Congrats! We just produced are first parent hash! We can now say that the current state of a.txt and b.txt are represented by a3d71b5.

Diagram 2. The parent hash of a.txt and b.txt combined

Now let’s repeat this with the hash of c.txt and d.txt. Remember that the former is 0bfe75f and the latter 10fa7f9.

md5 <<< "0bfe75f719adf6450bb8be8e1012638310fa7f973f6ec6682e1a6f4570a89861"

Which produces:

078791272b0b48b7bb7004ebc1b22123

And now our updated tree looks like this:

Diagram 3. The parent hash of c.txt and d.txt combined

Almost done. The last step is to combine the two parents together to achieve the highly anticipated Merkle Root.

We’ll first combine the two parent hashes a3d71b5 and 0787912. Then run the combined value through MD5 again, like this:

md5 <<< "a3d71b58e08759e6245667fb6f4770b6078791272b0b48b7bb7004ebc1b22123"

Which produces our Merkle Root:

eaad1d42b754612a4249bcbd95f0b734

The Merkle Tree is now complete!

Diagram 4. A completed Merkle Tree

Why Are Merkle Trees Important?

Merkle Trees are really important because they allow for “Merkle Proofs”. These enable us to quickly verify that a given input has been included in a particular data set — and in what order.

Merkle Trees are also really efficient. They allow us to compress large data sets by removing all superfluous branches while keeping only the ones we need to establish our proof. In the Blockchain world, this means Merkle Trees provide the following critical features:

  1. Ability to verify whether a transaction is included in a block
  2. Light-clients (since we don’t have to download the entire chain)
  3. Overall performance and scalability
  4. Simplified Payment Verification or (SPV)

There is much more to discuss regarding Merkle Trees including how they operate within other blockchains like Ethereum, how they’re used in scaling solutions, etc. However since this is just a fundamentals article I’ll be touching on those topics separately.

Suffice it to say, once you grasp the basics of Merkle Trees you can really begin to appreciate the security and efficiency of Blockchain data structures.
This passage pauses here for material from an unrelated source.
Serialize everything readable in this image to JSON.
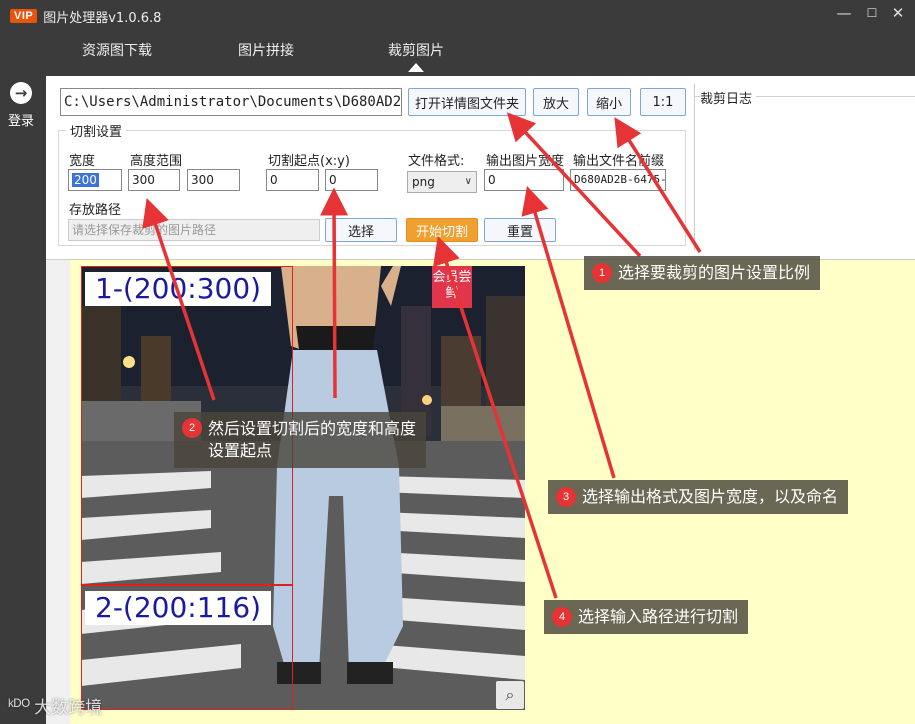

This really is amazing and exciting technology!

If you want to start diving into more advanced Merkle Tree topics, I highly suggest Vitalik Buterin’s article entitled “Merkling in Ethereum”.

Good luck!